Perspiration gathers at her brow as she trudges for miles under the burning Ethiopian sun. Aysha embarks on this long, arduous journey for water every day — water that most times is not even clean.
Texas UNICEF kicked off World Water Week on Monday by telling the story of Aysha, a fictional character that chronicles a typical story of a young girl from Ethiopia and her journey to get clean water, through an art exhibition on the West Mall. Biology junior Marlon Haygood, who is Texas UNICEF’s social chair, said the art pieces were made by the club’s officers to show the struggles people have to get clean water.
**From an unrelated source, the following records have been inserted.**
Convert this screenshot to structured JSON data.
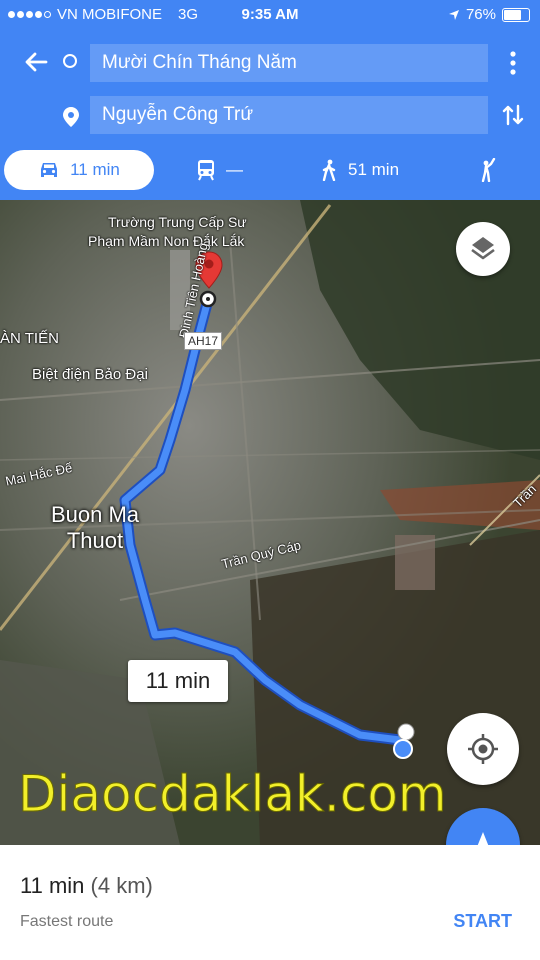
{
  "status_bar": {
    "carrier": "VN MOBIFONE",
    "network": "3G",
    "time": "9:35 AM",
    "battery": "76%",
    "battery_level": 0.76
  },
  "directions": {
    "origin": "Mười Chín Tháng Năm",
    "destination": "Nguyễn Công Trứ"
  },
  "modes": {
    "drive": "11 min",
    "transit": "—",
    "walk": "51 min"
  },
  "map": {
    "labels": {
      "school": "Trường Trung Cấp Sư Phạm Mầm Non Đắk Lắk",
      "an_tien": "ÀN TIẾN",
      "biet_dien": "Biệt điện Bảo Đại",
      "mai_hac_de": "Mai Hắc Đế",
      "city": "Buon Ma Thuot",
      "dinh_tien_hoang": "Đinh Tiên Hoàng",
      "tran_quy_cap": "Trần Quý Cáp",
      "tran": "Trần",
      "highway": "AH17"
    },
    "route_time": "11 min",
    "watermark": "Diaocdaklak.com"
  },
  "bottom_sheet": {
    "duration": "11 min",
    "distance": "(4 km)",
    "subtitle": "Fastest route",
    "start_label": "START"
  },
  "colors": {
    "accent": "#4285f4",
    "route": "#4a8df8",
    "destination_pin": "#e53935"
  }
}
“Usually we do a fair, but this time we decided to be a bit more visual,” Haygood said. “The art exhibit just shows the struggle that some people have to go through for something that we can just turn the tap and sort of get.”
Psychology freshman Sonia Patel said the visual aids helped her comprehend a new perspective.
“I think once you actually stop to think about what’s going on in other places, it inspires you to think, ‘Hey, what can I do to help those who have something that I have such easy access to?’” Patel said.
Biology sophomore Shannon Tung, Texas UNICEF’s advocacy and outreach chair, said the club will also be raising money for UNICEF’s Clean Water Initiative. The proceeds will be gathered from events throughout the week, including a Potbelly profit share and water volleyball tournament.
“We’re accepting donations, and we’re trying to raise money this whole week to give to those who don’t have access to clean water, so they can build wells and gain this access,” Tung said.
Texas UNICEF decided to initiate World Water Week five years ago in order to educate people about the lack of clean water in underdeveloped countries, Tung said.
“I just hope that people grow just a little bit more conscious about what is going on in the world,” Tung said. “Before I joined UNICEF, I wasn’t thinking that I get access to this really clean, really purified water. We can easily drink tap water here in America, but some people in Africa need to travel so far to get water that’s not even clean and can get them sick.”